— “Obama calls airport pat-downs frustrating but necessary,” USA Today
This sentence is nonsensical. The “fight against terrorism” has not “created” any security apparatus; the United States government has done that. This convenient phrasing allows Obama to elide over the fact that airport security, like any other government activity, is the result of so many choices among alternatives, made by actual people. Instead, he presents the “whole security apparatus” as though it is being inexorably generated as a second-order effect by some first-order set of decisions called the “fight against terrorism,” and, by implication, suggests that only by abandoning that “fight” could we abandon these particular security measures. This is just a more circumlocutory way of saying, “You’re either with us or you’re with the terrorists.”
Then there’s the word “frustrating.” It’s a perfectly good word that, unfortunately, has become encrusted with patronizing connotations, and as such, elected officials would do well to avoid it. Obama is using the word here the way you use it to a 5-year-old who’s throwing a tantrum because he can’t have ice cream before dinner: “I know it’s frustrating when we don’t get what we want.” It’s what you say to someone when you want to acknowledge and dismiss their emotions over some perceived injustice in the same swipe. Tellingly, Obama reduces people’s complaints to “inconvenience.” But it’s not an “inconvenience” to, say, be groped by a government official or forced to remove your prosthetic breast; it’s invasive, uncomfortable for everyone involved, degrading — choose your adjective. An “inconvenience” is when the road you normally take to work is closed, or Starbucks runs out of 2% milk and you have to use skim.
If Obama really thinks these security measures are necessary, then he should have the courage to be literal about it: “I know it’s invasive and/or discomfiting when a low-level government employee looks at a naked X-ray of your body or feels around your genitals. But I believe that if we didn’t have TSA doing those things, your already infinitesimal chance of dying of an airplane terrorist attack would become slightly higher.” His resort to circumlocution suggests either that he’s actually not fully confident in the measures, or that he’s just unwilling to confront their import for actual people long enough to develop an opinion because he sees his job as defending them no matter what.

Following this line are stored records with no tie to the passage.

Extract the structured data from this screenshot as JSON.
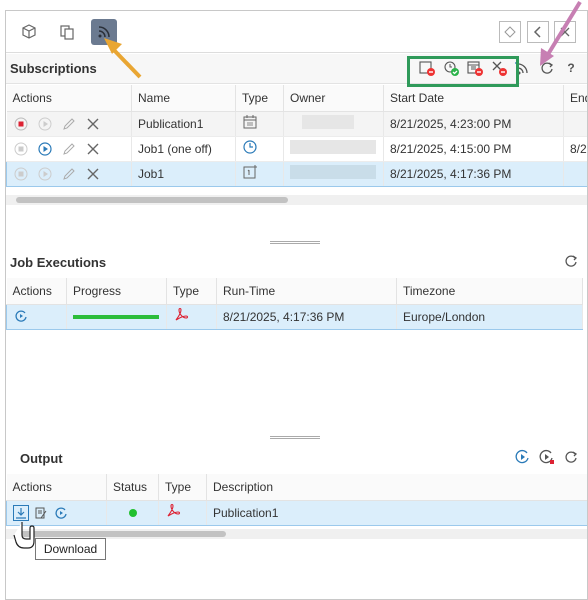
{
  "toolbar": {
    "icons": [
      "cube-icon",
      "copy-icon",
      "rss-icon"
    ],
    "nav": [
      "diamond",
      "‹",
      "×"
    ]
  },
  "subscriptions": {
    "title": "Subscriptions",
    "headers": [
      "Actions",
      "Name",
      "Type",
      "Owner",
      "Start Date",
      "End"
    ],
    "rows": [
      {
        "name": "Publication1",
        "type": "calendar-icon",
        "start": "8/21/2025, 4:23:00 PM",
        "end": ""
      },
      {
        "name": "Job1 (one off)",
        "type": "clock-icon",
        "start": "8/21/2025, 4:15:00 PM",
        "end": "8/2"
      },
      {
        "name": "Job1",
        "type": "single-run-icon",
        "start": "8/21/2025, 4:17:36 PM",
        "end": ""
      }
    ],
    "help": "?"
  },
  "jobs": {
    "title": "Job Executions",
    "headers": [
      "Actions",
      "Progress",
      "Type",
      "Run-Time",
      "Timezone"
    ],
    "rows": [
      {
        "progress": 1.0,
        "type": "pdf-icon",
        "runtime": "8/21/2025, 4:17:36 PM",
        "timezone": "Europe/London"
      }
    ]
  },
  "output": {
    "title": "Output",
    "headers": [
      "Actions",
      "Status",
      "Type",
      "Description"
    ],
    "rows": [
      {
        "status": "ok",
        "type": "pdf-icon",
        "description": "Publication1"
      }
    ]
  },
  "tooltip": "Download",
  "colors": {
    "accent_blue": "#2a7ab8",
    "selected_row": "#dbeefb",
    "progress_green": "#2bbd3b",
    "pdf_red": "#d23",
    "highlight_box": "#2f9a5a",
    "arrow_orange": "#e9a633",
    "arrow_pink": "#c77fb3"
  }
}
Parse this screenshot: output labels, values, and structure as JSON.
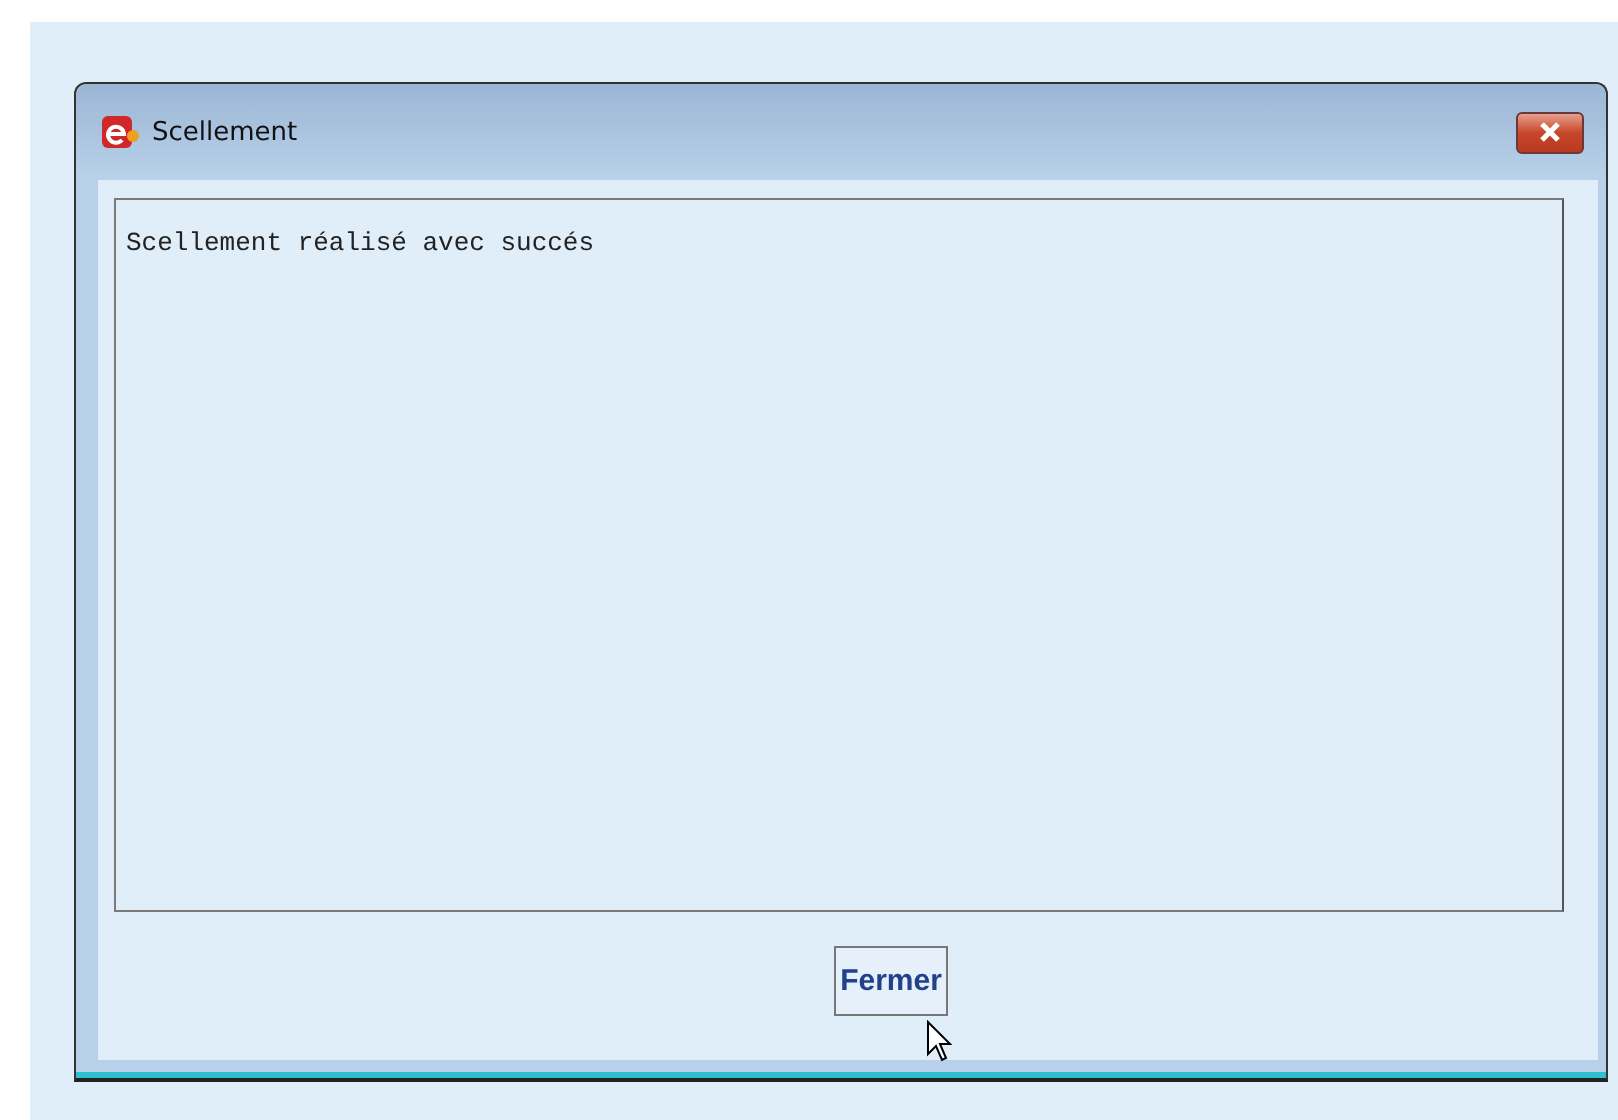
{
  "window": {
    "title": "Scellement"
  },
  "message": "Scellement réalisé avec succés",
  "buttons": [
    {
      "label": "Fermer"
    }
  ]
}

In other words, he’s become a sort of policy-justifying machine, as George Orwell described in “Politics and the English Language“:
The appropriate noises are coming out of his larynx, but his brain is not involved as it would be if he were choosing his words for himself. If the speech he is making is one that he is accustomed to make over and over again, he may be almost unconscious of what he is saying, as one is when one utters the responses in church. And this reduced state of consciousness, if not indispensable, is at any rate favorable to political conformity.
Incidentally, security expert Bruce Schneier maintains a helpful blog on all things “security theater.” Schneier argues that apart from reinforcing cockpits, most of the visible post-9/11 airport security measures haven’t made us safer.